From Dr. Duncan's Scrapbook (Archive reference: D1/1127):
Private James Burgess, fell in action.

From the Orcadian Newspaper, 2nd February1918 - Food Shortage

The food shortage is now becoming noticeable in Kirkwall. on Saturday night several butcher's shops were completely sold out early in the evening, and nearly every evening one or other have to shut before the normal closing hour. Butchers, of course, are now, in addition to observing the instructions in regard to meatless days, receiving only a proportion of the meat they have been able to dispose of for some time back. At present some difficulty is experienced in keeping the daily sales with proper limits, but the introduction of the meat rationing scheme, which is expected to be in operation shortly, will no doubt remedy this.

From Gunner Astles' Diary (Ref: D1/237): HMS Narborough & HMS Opal tragedy

 
[1st April 1918]
     During the Blizzard of January [12th] two destroyers ran aground some miles away from here [Hoxa Battery]. All hands were lost bar one. To-day I have been to see the wrecks, and a good deal of nature I saw.
     The wrecks are the scenes enacted one never hears of, but I should think it one of the greatest accidents in the Navy.
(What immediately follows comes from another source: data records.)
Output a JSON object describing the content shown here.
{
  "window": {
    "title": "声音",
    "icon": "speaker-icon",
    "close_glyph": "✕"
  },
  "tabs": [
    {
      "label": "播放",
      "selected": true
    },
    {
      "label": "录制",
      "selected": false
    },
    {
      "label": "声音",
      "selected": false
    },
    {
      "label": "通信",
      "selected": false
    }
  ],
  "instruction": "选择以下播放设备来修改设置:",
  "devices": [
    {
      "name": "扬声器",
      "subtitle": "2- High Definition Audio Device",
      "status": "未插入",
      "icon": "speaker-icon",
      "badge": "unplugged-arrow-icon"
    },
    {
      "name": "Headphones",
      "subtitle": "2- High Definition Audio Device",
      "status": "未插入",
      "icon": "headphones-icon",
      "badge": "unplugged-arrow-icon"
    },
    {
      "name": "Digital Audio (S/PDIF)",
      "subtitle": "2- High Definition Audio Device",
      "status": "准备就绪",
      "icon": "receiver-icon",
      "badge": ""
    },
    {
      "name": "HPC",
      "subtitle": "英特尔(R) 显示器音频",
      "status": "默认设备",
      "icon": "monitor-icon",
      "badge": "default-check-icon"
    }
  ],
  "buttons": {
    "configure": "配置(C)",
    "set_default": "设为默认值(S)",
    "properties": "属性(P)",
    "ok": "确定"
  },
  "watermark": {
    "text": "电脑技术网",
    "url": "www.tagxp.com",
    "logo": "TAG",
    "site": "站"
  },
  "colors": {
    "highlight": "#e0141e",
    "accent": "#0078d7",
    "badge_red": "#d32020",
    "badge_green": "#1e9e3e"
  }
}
For two destroyers crash on the rocks, hardly 50 yds from the cliff side, and then all hands to perish from shock and exposure, seems jolly hard lines in a place like it has happened in.
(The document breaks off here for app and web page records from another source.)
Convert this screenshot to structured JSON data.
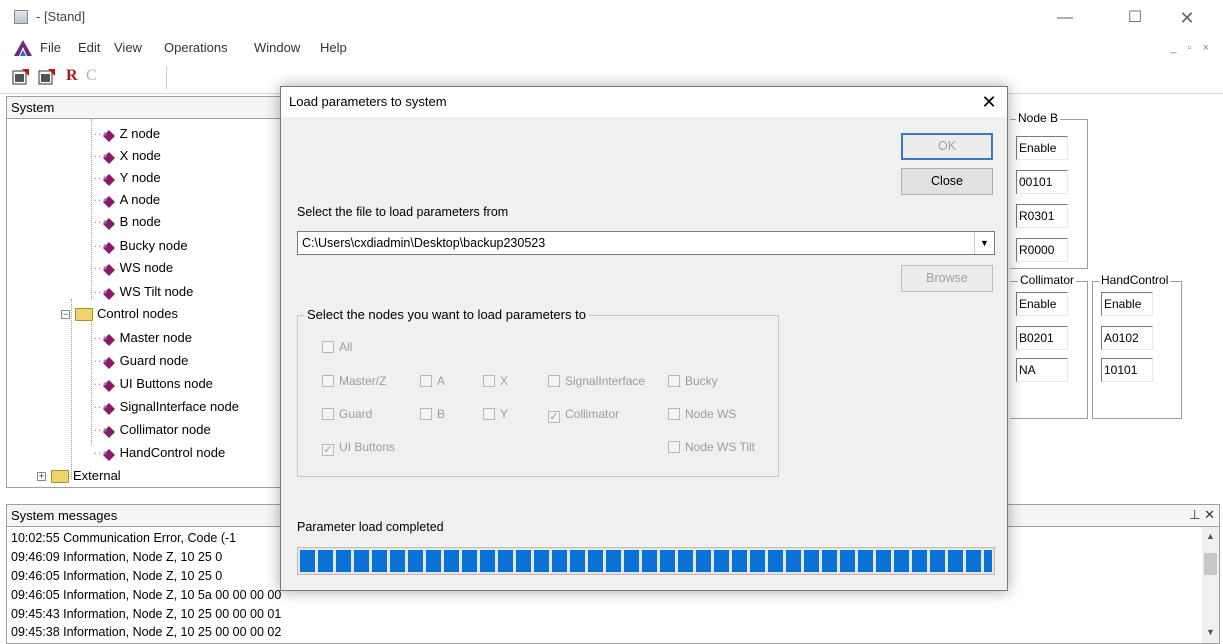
{
  "window": {
    "title": "- [Stand]",
    "minimize": "—",
    "maximize": "☐",
    "close": "✕",
    "mdi_controls": "_ ▫ ×"
  },
  "menu": [
    "File",
    "Edit",
    "View",
    "Operations",
    "Window",
    "Help"
  ],
  "toolbar": {
    "letter_r": "R",
    "letter_c": "C"
  },
  "system_panel": {
    "title": "System",
    "nodes": [
      "Z node",
      "X node",
      "Y node",
      "A node",
      "B node",
      "Bucky node",
      "WS node",
      "WS Tilt node"
    ],
    "control_folder": "Control nodes",
    "control_nodes": [
      "Master node",
      "Guard node",
      "UI Buttons node",
      "SignalInterface node",
      "Collimator node",
      "HandControl node"
    ],
    "external_folder": "External"
  },
  "background": {
    "node_b": {
      "label": "Node B",
      "values": [
        "Enable",
        "00101",
        "R0301",
        "R0000"
      ]
    },
    "collimator": {
      "label": "Collimator",
      "values": [
        "Enable",
        "B0201",
        "NA"
      ]
    },
    "handcontrol": {
      "label": "HandControl",
      "values": [
        "Enable",
        "A0102",
        "10101"
      ]
    }
  },
  "messages": {
    "title": "System messages",
    "pin": "⊥ ✕",
    "lines": [
      "10:02:55 Communication Error, Code (-1",
      "09:46:09 Information, Node Z, 10 25 0",
      "09:46:05 Information, Node Z, 10 25 0",
      "09:46:05 Information, Node Z, 10 5a 00 00 00 00",
      "09:45:43 Information, Node Z, 10 25 00 00 00 01",
      "09:45:38 Information, Node Z, 10 25 00 00 00 02"
    ]
  },
  "dialog": {
    "title": "Load parameters to system",
    "close": "✕",
    "ok_label": "OK",
    "close_label": "Close",
    "file_prompt": "Select the file to load parameters from",
    "file_path": "C:\\Users\\cxdiadmin\\Desktop\\backup230523",
    "browse_label": "Browse",
    "nodes_group_label": "Select the nodes you want to load parameters to",
    "checkboxes": {
      "all": {
        "label": "All",
        "checked": false
      },
      "master_z": {
        "label": "Master/Z",
        "checked": false
      },
      "a": {
        "label": "A",
        "checked": false
      },
      "x": {
        "label": "X",
        "checked": false
      },
      "signal_interface": {
        "label": "SignalInterface",
        "checked": false
      },
      "bucky": {
        "label": "Bucky",
        "checked": false
      },
      "guard": {
        "label": "Guard",
        "checked": false
      },
      "b": {
        "label": "B",
        "checked": false
      },
      "y": {
        "label": "Y",
        "checked": false
      },
      "collimator": {
        "label": "Collimator",
        "checked": true
      },
      "node_ws": {
        "label": "Node WS",
        "checked": false
      },
      "ui_buttons": {
        "label": "UI Buttons",
        "checked": true
      },
      "node_ws_tilt": {
        "label": "Node WS Tilt",
        "checked": false
      }
    },
    "status_text": "Parameter load completed",
    "progress_fraction": 1.0,
    "progress_color": "#0a72d6"
  }
}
Able Seaman William Sissons was the only survivor [Photo ref: L1786/2]


The dilemma of the survivors must have been sad for the cold, blizzard raging, and the fact of the cliffs being covered in snow on a dark night must have been a very trying time before they expired.

From Stromness School Logbook (ref: CO5/93/5):
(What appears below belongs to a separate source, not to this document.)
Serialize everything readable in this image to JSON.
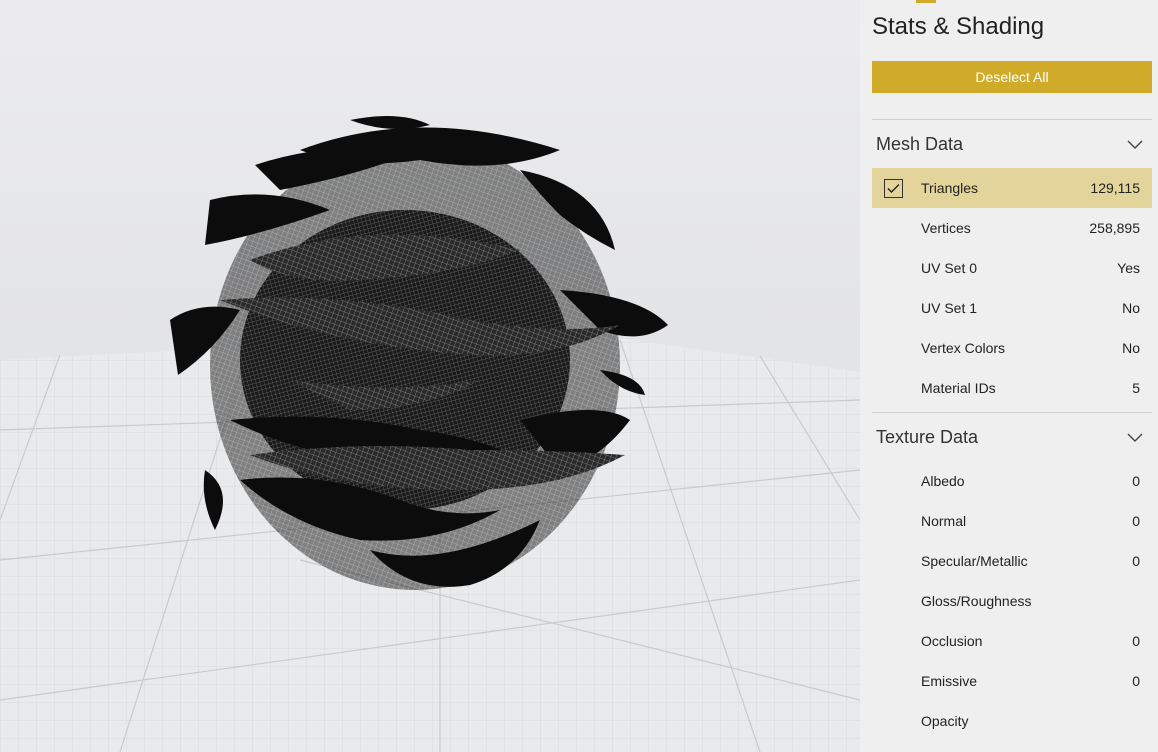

Transcription of a thank you letter from the King George V and Queen Mary to the children and teachers of Orkney

From John Fraser's Scrapbook (Ref: D1/692): Awards and Medals [exact dates are not always given for these entries, but they are in the later part of the book which suggests they occurred later in the war.]



Also included in the exhibition is a handbook on how to spot German submarines which was published in April 1918. This booklet was collected by Dr. T Crouther Gordon as research for his book, Early Flying in Orkney. All pages are on display, but here are just a couple of the pages as examples (Archive reference: D1/1017/5):
 
The 7th, 8th, 9th, 10th and 11th instalments are still displayed in various locations around the building and the 1st, 2nd, 3rd, 4th, 5th and 6th instalments, including a special feature of the sinking of HMS Hampshire, are available to see in a folder in the Archive Searchroom. Click on "Orkney At War" in the labels to see more blog posts on this subject.